→ **Given data**
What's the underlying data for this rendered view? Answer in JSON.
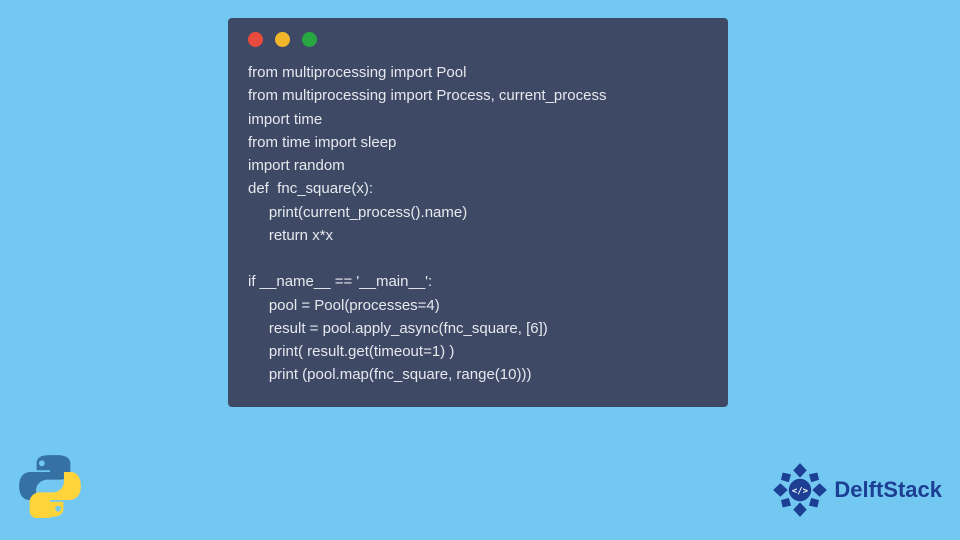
{
  "colors": {
    "background": "#72c8f1",
    "window_bg": "#3e4a65",
    "code_text": "#e6e8ee",
    "dot_red": "#e84b3e",
    "dot_yellow": "#f0b72a",
    "dot_green": "#27a641",
    "brand_blue": "#1c3f94"
  },
  "code_lines": [
    "from multiprocessing import Pool",
    "from multiprocessing import Process, current_process",
    "import time",
    "from time import sleep",
    "import random",
    "def  fnc_square(x):",
    "     print(current_process().name)",
    "     return x*x",
    "",
    "if __name__ == '__main__':",
    "     pool = Pool(processes=4)",
    "     result = pool.apply_async(fnc_square, [6])",
    "     print( result.get(timeout=1) )",
    "     print (pool.map(fnc_square, range(10)))"
  ],
  "brand": {
    "name": "DelftStack"
  },
  "icons": {
    "window_close": "red-dot",
    "window_minimize": "yellow-dot",
    "window_maximize": "green-dot",
    "python": "python-logo",
    "brand": "delftstack-logo"
  }
}
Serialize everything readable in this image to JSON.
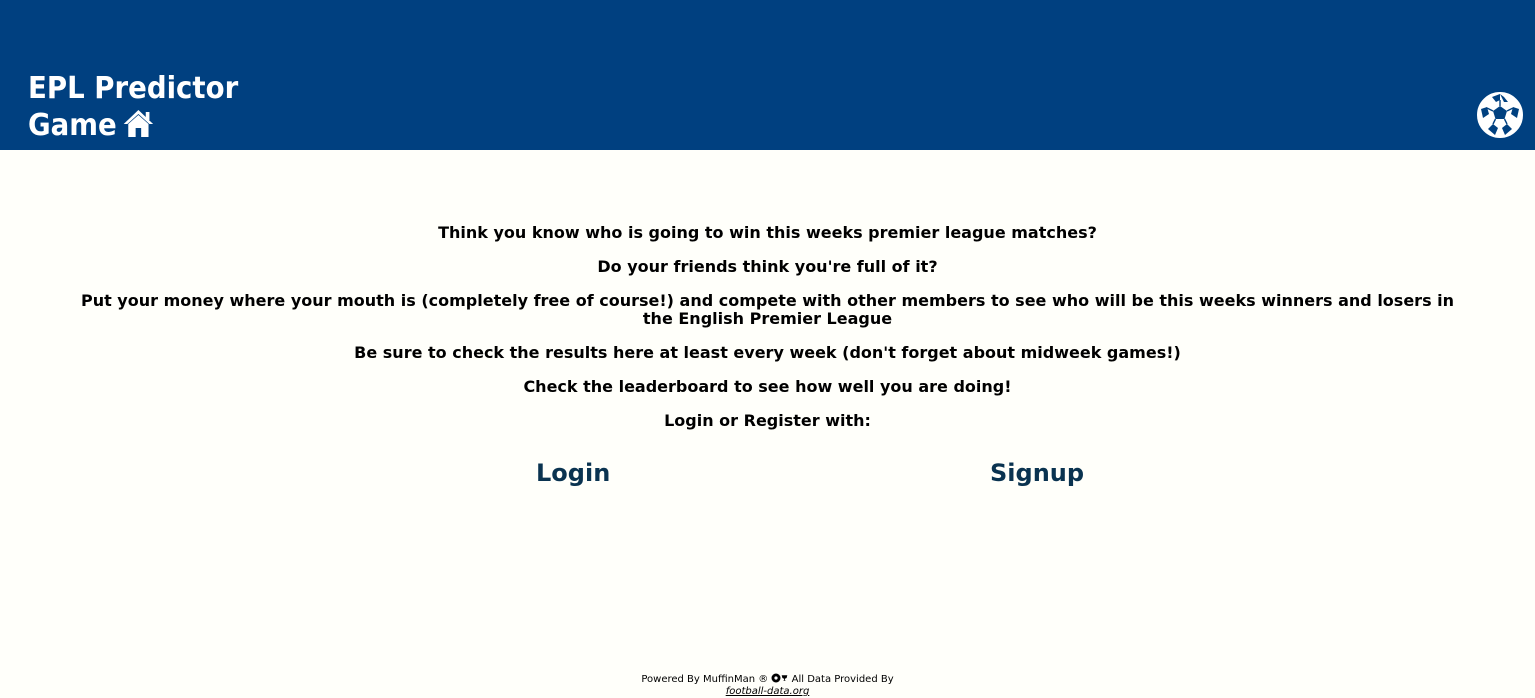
{
  "header": {
    "title_line1": "EPL Predictor",
    "title_line2": "Game",
    "home_icon": "home-icon",
    "ball_icon": "soccer-ball-icon",
    "background_color": "#004080"
  },
  "main": {
    "paragraphs": [
      "Think you know who is going to win this weeks premier league matches?",
      "Do your friends think you're full of it?",
      "Put your money where your mouth is (completely free of course!) and compete with other members to see who will be this weeks winners and losers in the English Premier League",
      "Be sure to check the results here at least every week (don't forget about midweek games!)",
      "Check the leaderboard to see how well you are doing!",
      "Login or Register with:"
    ],
    "login_label": "Login",
    "signup_label": "Signup",
    "link_color": "#0a3350"
  },
  "footer": {
    "powered_text": "Powered By MuffinMan ®",
    "data_text": "All Data Provided By",
    "source_link": "football-data.org"
  }
}
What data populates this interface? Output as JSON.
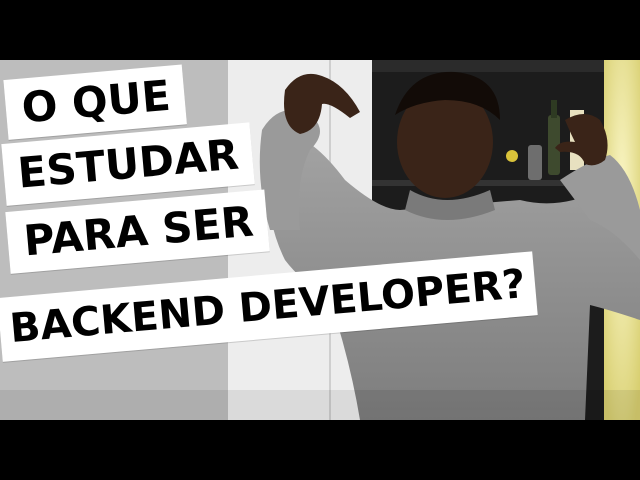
{
  "thumbnail": {
    "caption_lines": [
      "O QUE",
      "ESTUDAR",
      "PARA SER",
      "BACKEND DEVELOPER?"
    ]
  },
  "colors": {
    "letterbox": "#000000",
    "caption_background": "#ffffff",
    "caption_text": "#000000",
    "sweater": "#8f8f8f",
    "wall": "#d9d9d9",
    "shelf": "#1a1a1a",
    "light": "#f2eaa0"
  }
}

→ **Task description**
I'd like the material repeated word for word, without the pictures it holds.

→ **Task solution**
What's the underlying data for this rendered view? Answer in JSON.
{
  "colors": {
    "background": "#72c8f1",
    "window_bg": "#3e4a65",
    "code_text": "#e6e8ee",
    "dot_red": "#e84b3e",
    "dot_yellow": "#f0b72a",
    "dot_green": "#27a641",
    "brand_blue": "#1c3f94"
  },
  "code_lines": [
    "from multiprocessing import Pool",
    "from multiprocessing import Process, current_process",
    "import time",
    "from time import sleep",
    "import random",
    "def  fnc_square(x):",
    "     print(current_process().name)",
    "     return x*x",
    "",
    "if __name__ == '__main__':",
    "     pool = Pool(processes=4)",
    "     result = pool.apply_async(fnc_square, [6])",
    "     print( result.get(timeout=1) )",
    "     print (pool.map(fnc_square, range(10)))"
  ],
  "brand": {
    "name": "DelftStack"
  },
  "icons": {
    "window_close": "red-dot",
    "window_minimize": "yellow-dot",
    "window_maximize": "green-dot",
    "python": "python-logo",
    "brand": "delftstack-logo"
  }
}
Serialize everything readable in this image to JSON.
{
  "header": {
    "title_line1": "EPL Predictor",
    "title_line2": "Game",
    "home_icon": "home-icon",
    "ball_icon": "soccer-ball-icon",
    "background_color": "#004080"
  },
  "main": {
    "paragraphs": [
      "Think you know who is going to win this weeks premier league matches?",
      "Do your friends think you're full of it?",
      "Put your money where your mouth is (completely free of course!) and compete with other members to see who will be this weeks winners and losers in the English Premier League",
      "Be sure to check the results here at least every week (don't forget about midweek games!)",
      "Check the leaderboard to see how well you are doing!",
      "Login or Register with:"
    ],
    "login_label": "Login",
    "signup_label": "Signup",
    "link_color": "#0a3350"
  },
  "footer": {
    "powered_text": "Powered By MuffinMan ®",
    "data_text": "All Data Provided By",
    "source_link": "football-data.org"
  }
}
What data populates this interface? Output as JSON.
{
  "thumbnail": {
    "caption_lines": [
      "O QUE",
      "ESTUDAR",
      "PARA SER",
      "BACKEND DEVELOPER?"
    ]
  },
  "colors": {
    "letterbox": "#000000",
    "caption_background": "#ffffff",
    "caption_text": "#000000",
    "sweater": "#8f8f8f",
    "wall": "#d9d9d9",
    "shelf": "#1a1a1a",
    "light": "#f2eaa0"
  }
}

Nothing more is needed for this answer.